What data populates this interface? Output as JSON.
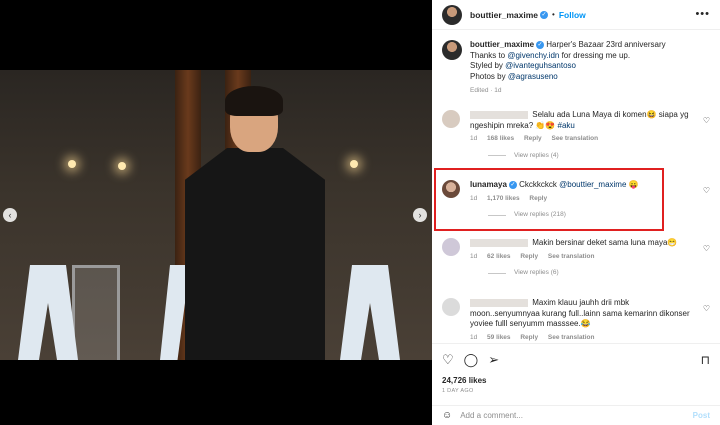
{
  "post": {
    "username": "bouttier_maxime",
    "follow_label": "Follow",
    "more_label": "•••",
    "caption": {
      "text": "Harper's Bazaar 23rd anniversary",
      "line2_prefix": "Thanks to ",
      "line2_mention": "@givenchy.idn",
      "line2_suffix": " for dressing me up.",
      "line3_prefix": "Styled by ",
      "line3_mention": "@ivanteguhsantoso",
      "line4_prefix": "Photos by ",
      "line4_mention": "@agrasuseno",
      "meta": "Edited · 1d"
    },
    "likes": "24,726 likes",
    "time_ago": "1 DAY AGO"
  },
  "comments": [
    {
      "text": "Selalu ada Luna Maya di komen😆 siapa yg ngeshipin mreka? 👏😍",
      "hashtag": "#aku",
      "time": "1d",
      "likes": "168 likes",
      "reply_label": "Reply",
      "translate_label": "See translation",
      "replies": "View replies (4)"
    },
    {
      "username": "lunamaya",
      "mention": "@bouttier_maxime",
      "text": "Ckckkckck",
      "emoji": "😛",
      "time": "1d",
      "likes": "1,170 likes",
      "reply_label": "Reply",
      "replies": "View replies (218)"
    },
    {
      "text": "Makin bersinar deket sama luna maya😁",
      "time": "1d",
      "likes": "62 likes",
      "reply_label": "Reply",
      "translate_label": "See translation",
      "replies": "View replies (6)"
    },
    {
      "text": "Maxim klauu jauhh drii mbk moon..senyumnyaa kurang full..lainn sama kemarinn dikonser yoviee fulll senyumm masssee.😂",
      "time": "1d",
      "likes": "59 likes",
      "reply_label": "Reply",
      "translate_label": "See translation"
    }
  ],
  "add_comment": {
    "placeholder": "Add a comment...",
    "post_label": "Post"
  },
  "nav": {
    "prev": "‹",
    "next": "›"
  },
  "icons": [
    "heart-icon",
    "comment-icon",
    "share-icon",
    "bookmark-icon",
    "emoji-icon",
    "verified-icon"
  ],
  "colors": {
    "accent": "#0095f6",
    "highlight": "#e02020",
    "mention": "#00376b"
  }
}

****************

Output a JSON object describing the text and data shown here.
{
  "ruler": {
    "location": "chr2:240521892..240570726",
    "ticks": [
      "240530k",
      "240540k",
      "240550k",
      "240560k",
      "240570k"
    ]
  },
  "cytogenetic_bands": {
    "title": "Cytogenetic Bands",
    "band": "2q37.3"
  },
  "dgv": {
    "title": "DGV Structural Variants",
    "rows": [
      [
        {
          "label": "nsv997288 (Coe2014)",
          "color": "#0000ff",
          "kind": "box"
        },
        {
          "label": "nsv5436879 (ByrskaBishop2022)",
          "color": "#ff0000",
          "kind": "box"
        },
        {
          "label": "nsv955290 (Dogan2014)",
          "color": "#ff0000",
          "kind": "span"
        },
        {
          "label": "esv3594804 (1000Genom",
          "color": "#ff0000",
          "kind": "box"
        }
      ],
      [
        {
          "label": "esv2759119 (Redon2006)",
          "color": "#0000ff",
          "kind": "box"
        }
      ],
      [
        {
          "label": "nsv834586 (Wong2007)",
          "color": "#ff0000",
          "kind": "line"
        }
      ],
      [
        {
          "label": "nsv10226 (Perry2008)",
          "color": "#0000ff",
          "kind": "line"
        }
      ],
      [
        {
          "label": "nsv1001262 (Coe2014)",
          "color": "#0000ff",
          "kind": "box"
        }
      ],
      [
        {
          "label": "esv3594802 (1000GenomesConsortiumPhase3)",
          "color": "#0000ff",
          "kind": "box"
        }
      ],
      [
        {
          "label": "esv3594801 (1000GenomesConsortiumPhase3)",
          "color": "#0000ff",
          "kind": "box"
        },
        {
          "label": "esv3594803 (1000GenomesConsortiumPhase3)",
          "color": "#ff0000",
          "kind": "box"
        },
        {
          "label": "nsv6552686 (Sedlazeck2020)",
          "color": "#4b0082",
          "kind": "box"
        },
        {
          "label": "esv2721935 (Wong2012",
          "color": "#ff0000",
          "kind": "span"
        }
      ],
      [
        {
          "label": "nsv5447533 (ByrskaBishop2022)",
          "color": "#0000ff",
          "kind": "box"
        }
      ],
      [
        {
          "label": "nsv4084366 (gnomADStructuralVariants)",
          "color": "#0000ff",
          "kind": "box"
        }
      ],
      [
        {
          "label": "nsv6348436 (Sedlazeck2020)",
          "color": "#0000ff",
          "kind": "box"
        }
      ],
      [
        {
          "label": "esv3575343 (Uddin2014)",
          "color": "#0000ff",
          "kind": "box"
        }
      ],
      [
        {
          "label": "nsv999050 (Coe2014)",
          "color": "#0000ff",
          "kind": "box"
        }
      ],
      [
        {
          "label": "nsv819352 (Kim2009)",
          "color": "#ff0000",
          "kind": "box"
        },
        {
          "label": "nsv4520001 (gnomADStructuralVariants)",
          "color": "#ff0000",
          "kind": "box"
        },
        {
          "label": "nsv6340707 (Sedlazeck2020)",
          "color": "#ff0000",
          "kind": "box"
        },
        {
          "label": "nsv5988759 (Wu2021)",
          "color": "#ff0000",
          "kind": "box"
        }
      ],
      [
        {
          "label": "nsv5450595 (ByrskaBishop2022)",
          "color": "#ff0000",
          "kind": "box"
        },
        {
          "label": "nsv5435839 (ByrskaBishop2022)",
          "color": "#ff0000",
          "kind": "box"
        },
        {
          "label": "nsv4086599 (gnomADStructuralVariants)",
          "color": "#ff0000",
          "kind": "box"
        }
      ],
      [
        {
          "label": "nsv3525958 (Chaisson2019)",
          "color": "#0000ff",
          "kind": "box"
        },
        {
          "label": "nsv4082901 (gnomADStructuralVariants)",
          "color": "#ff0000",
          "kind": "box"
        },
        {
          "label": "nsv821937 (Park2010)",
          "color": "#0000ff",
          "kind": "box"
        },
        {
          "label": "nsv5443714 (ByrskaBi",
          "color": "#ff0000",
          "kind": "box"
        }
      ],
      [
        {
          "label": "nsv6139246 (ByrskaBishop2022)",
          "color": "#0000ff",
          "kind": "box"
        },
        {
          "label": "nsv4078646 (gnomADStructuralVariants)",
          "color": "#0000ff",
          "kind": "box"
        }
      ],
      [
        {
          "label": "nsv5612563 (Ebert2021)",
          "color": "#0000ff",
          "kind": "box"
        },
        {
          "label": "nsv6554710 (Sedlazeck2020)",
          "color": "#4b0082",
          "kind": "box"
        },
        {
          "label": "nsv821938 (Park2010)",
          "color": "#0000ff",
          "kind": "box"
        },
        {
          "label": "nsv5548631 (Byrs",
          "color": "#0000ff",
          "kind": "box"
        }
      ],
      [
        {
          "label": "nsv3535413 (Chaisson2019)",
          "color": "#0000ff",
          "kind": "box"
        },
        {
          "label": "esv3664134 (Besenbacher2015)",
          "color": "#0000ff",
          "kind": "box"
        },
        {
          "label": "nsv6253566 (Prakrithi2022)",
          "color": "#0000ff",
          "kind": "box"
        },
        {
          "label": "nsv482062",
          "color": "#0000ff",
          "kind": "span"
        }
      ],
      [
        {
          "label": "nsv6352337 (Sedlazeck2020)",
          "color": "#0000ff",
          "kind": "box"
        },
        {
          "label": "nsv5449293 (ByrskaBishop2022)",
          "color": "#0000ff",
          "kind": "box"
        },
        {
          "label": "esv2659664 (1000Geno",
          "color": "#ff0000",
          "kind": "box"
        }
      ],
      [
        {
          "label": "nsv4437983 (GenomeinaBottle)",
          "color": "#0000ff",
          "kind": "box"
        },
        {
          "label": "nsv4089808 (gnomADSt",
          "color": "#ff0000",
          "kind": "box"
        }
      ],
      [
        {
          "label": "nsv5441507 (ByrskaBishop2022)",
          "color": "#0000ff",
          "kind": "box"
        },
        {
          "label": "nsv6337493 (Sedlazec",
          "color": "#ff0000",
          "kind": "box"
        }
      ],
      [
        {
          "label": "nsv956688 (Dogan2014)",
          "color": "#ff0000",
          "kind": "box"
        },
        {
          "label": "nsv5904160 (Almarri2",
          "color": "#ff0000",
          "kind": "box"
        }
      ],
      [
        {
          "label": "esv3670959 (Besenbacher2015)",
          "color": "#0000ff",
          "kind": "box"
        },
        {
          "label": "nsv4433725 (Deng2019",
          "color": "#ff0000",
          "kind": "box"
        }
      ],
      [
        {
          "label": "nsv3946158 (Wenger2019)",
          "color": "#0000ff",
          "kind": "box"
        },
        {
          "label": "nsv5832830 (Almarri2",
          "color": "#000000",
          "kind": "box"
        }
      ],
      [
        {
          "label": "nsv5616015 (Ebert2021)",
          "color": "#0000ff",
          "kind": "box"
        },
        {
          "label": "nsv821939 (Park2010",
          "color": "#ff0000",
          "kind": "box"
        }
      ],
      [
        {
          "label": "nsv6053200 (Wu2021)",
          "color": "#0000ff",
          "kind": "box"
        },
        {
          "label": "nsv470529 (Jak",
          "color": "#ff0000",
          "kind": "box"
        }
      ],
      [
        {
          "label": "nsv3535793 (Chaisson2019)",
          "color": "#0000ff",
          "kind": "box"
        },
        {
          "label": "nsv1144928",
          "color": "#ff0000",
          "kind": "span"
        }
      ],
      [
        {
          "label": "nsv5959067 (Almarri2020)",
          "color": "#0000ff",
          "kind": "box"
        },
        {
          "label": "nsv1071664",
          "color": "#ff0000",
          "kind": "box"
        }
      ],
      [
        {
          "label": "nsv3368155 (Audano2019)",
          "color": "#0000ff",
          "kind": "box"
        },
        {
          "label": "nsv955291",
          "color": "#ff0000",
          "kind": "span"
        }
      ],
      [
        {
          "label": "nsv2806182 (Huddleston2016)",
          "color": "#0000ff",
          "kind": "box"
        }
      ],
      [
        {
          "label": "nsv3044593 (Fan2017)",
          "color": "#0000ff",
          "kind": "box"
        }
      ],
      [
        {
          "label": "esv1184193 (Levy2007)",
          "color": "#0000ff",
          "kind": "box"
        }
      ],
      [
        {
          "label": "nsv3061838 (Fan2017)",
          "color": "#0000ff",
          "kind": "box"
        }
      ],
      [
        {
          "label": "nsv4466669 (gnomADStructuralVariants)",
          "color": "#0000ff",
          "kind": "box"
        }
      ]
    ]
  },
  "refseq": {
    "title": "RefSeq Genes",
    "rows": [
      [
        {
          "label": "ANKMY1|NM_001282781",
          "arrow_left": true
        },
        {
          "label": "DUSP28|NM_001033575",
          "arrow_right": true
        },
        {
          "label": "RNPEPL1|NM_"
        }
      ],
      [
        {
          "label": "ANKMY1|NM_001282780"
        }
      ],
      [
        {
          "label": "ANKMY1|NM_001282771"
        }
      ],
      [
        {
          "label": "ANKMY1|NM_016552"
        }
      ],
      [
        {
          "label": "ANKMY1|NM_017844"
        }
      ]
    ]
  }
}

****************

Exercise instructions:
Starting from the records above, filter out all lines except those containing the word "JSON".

Exercise output:
What data populates this interface? Output as JSON.
Output a JSON object describing the text and data shown here.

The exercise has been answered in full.